Finding the isometric embedding guaranteed by Alexandrov's theorem
in a robust way is presently an unsolved problem: the
state-of-the-art uses numerical force-field optimization
(Brinkmann et al. 2010,
Schwerdtfeger et al. 2013,
Wirz et al. 2015), which often
works, but it is prone to failure if the initial guess is far from
the correct shape, and it breaks down more often as fullerenes grow
in size.
This task will start from my recent work presented here.
The central idea is as follows: For fullerenes,
the positions of the pentagons uniquely determine the fullerene's
shape. The idea explored here is to thin out the graph in a certain
metric-preserving way by maintaining a Delaunay-triangulation, and to use
the surface metric to find the coarse polyhedron defined by the 12
pentagon vertices. The 12-vertex polyhedron can then be embedded
in a robust way (and uniquely, by Alexandrov) due to the fixed vertex count.
(a)
(b)
Neighbouring triangles share a coordinate system, but all three may not.
Computing the Delaunay triangulation is made difficult by the fact
that it isn't possible to make a single two-dimensional coordinate
system for the whole fullerene surface. However, it is possible
to make overlapping patches of flat coordinate systems. In particular,
any two adjacent triangles share a coordinate system, and this can be
extended to regions that contain no Gaussian curvature. Inside such
regions, angles and lengths can be worked out as in Cartesian
coordinates, but anything that goes outside of the ``safe'' region
potentially yields nonsense. The information used in the Delaunay
triangulation algorithm has to, in each step, remain within the
progressively growing flat regions.
The subtasks for Task E include:
Isometric coarsening of point-set to only cone points.
Unfolding/folding Delaunay triangulation to Eisenstein polygons.
3D embedding of coarse metric.
Preliminary experiments yielded a coarse shape, which
can be used for shape classification and search, in milliseconds.
Full 3D embedding derived from coarse embedding. Preliminary experiments
yielded 3D geometry very near to full DFT/B3LYP optimized geometry
in tens of seconds.
Preliminary Work:
In Intrinsic Geometries of Fullerenes, I presented a partial prototype of

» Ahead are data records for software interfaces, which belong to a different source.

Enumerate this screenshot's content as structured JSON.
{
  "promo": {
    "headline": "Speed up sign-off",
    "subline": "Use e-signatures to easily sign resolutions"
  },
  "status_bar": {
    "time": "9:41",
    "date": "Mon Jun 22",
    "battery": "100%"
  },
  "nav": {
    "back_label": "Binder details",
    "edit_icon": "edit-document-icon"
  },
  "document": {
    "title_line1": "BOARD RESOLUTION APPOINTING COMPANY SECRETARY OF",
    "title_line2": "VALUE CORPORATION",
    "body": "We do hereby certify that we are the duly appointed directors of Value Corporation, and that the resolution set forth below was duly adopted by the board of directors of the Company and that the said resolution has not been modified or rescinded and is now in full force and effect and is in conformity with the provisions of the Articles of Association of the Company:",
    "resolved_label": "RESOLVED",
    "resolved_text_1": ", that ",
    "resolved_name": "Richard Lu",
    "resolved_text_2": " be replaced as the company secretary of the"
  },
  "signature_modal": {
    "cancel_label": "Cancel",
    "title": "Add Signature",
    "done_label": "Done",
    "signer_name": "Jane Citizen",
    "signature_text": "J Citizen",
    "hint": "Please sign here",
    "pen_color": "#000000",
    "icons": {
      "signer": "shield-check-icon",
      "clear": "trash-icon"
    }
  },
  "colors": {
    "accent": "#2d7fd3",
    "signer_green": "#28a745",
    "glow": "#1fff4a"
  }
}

this idea, but in which the Delaunay-step had to be hand annotated.
The figure above shows the steps of a test
calculation for a barrel-shaped $C_{480}$. The coarse and interpolated
shapes were calculated in miliseconds. Similar timing was obtained for

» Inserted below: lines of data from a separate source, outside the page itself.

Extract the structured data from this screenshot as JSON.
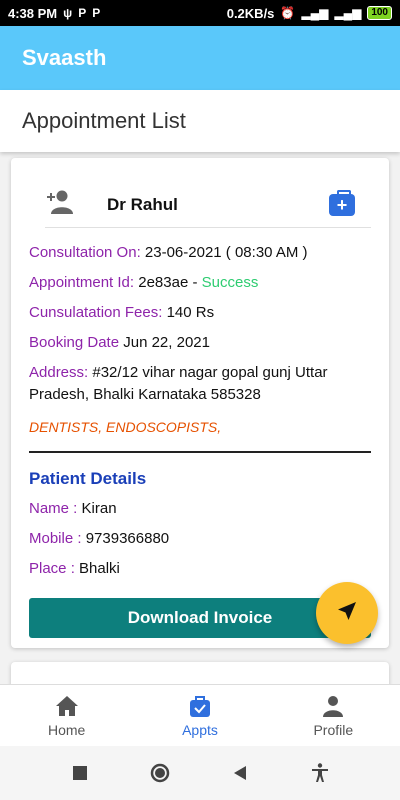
{
  "status_bar": {
    "time": "4:38 PM",
    "net_speed": "0.2KB/s",
    "battery": "100"
  },
  "app": {
    "title": "Svaasth"
  },
  "page": {
    "title": "Appointment List"
  },
  "appointment": {
    "doctor_name": "Dr Rahul",
    "consultation_label": "Consultation On:",
    "consultation_value": "23-06-2021 ( 08:30 AM )",
    "appointment_id_label": "Appointment Id:",
    "appointment_id_value": "2e83ae -",
    "status": "Success",
    "fees_label": "Cunsulatation Fees:",
    "fees_value": "140 Rs",
    "booking_label": "Booking Date",
    "booking_value": "Jun 22, 2021",
    "address_label": "Address:",
    "address_value": "#32/12 vihar nagar gopal gunj Uttar Pradesh, Bhalki Karnataka 585328",
    "specialties": "DENTISTS, ENDOSCOPISTS,",
    "patient_section_title": "Patient Details",
    "patient_name_label": "Name :",
    "patient_name": "Kiran",
    "patient_mobile_label": "Mobile :",
    "patient_mobile": "9739366880",
    "patient_place_label": "Place :",
    "patient_place": "Bhalki",
    "download_label": "Download Invoice"
  },
  "bottom_nav": {
    "items": [
      {
        "label": "Home",
        "icon": "home-icon"
      },
      {
        "label": "Appts",
        "icon": "briefcase-check-icon",
        "active": true
      },
      {
        "label": "Profile",
        "icon": "person-icon"
      }
    ]
  },
  "colors": {
    "app_bar": "#5ac8fa",
    "label": "#8e24aa",
    "success": "#2ecc71",
    "specialty": "#e65100",
    "patient_title": "#1a3fb8",
    "download_button": "#0d7f7d",
    "fab": "#fbc02d",
    "active_nav": "#2f6fde"
  }
}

$C_{3000}$. However, more work is still necessary for creating a
robust, efficient solution.
MSc Thesis: Buster Pedersen, Shapes of Fullerenes: Fast, Parallel Molecular Geometry.
A master's student thesis is under way that builds

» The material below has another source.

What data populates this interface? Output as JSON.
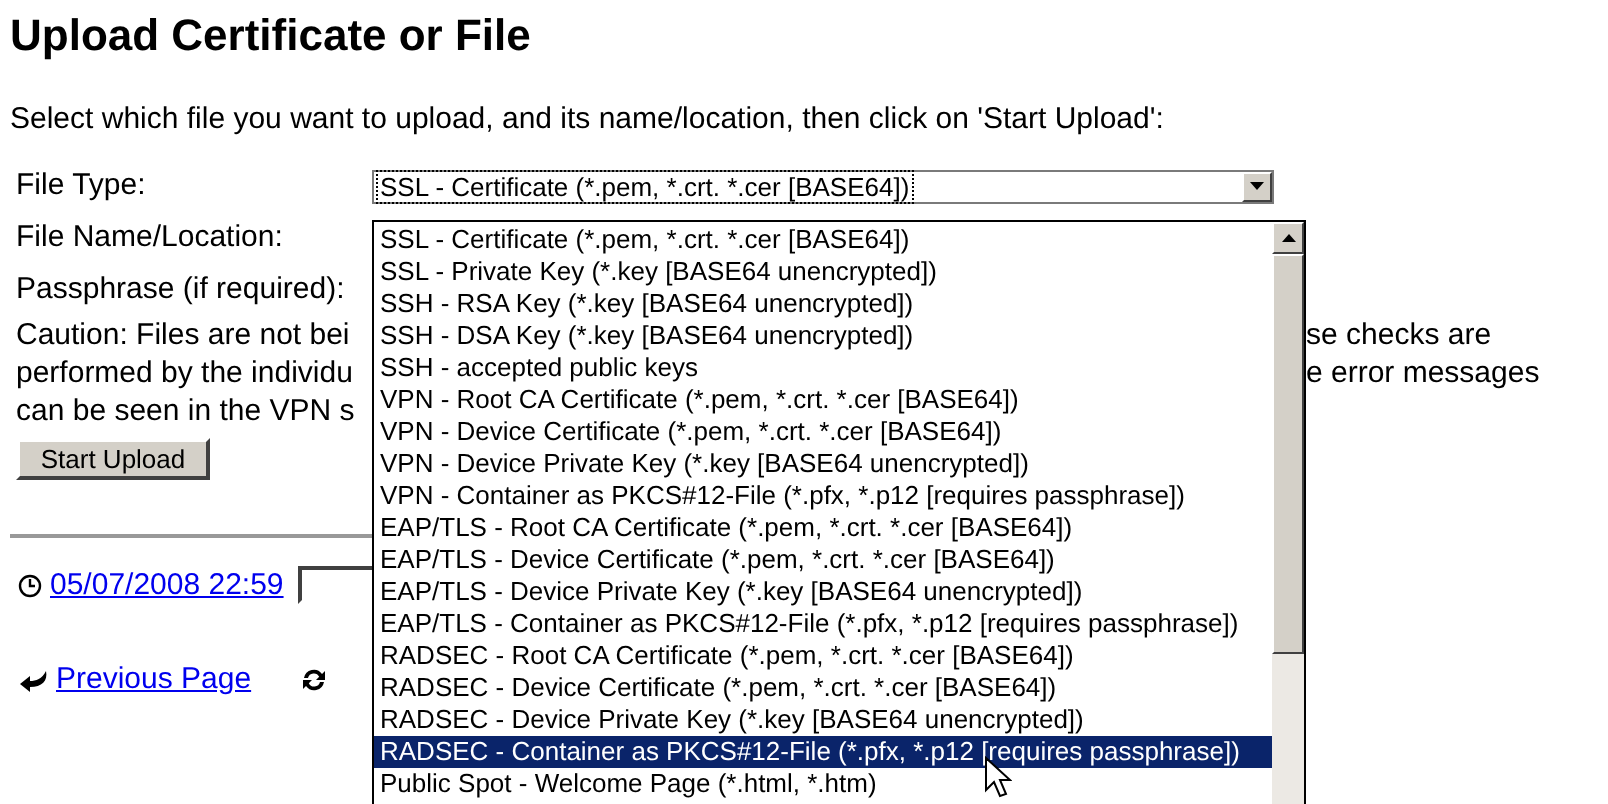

numerical codes for finding molecular 3D geometry from surface
metrics for entire isomer spaces at a time (millions of molecular
structures in parallel on GPU). The challenge is that optimization
either must always succeed, or always detect failure, as millions
of structures cannot be inspected by
hand.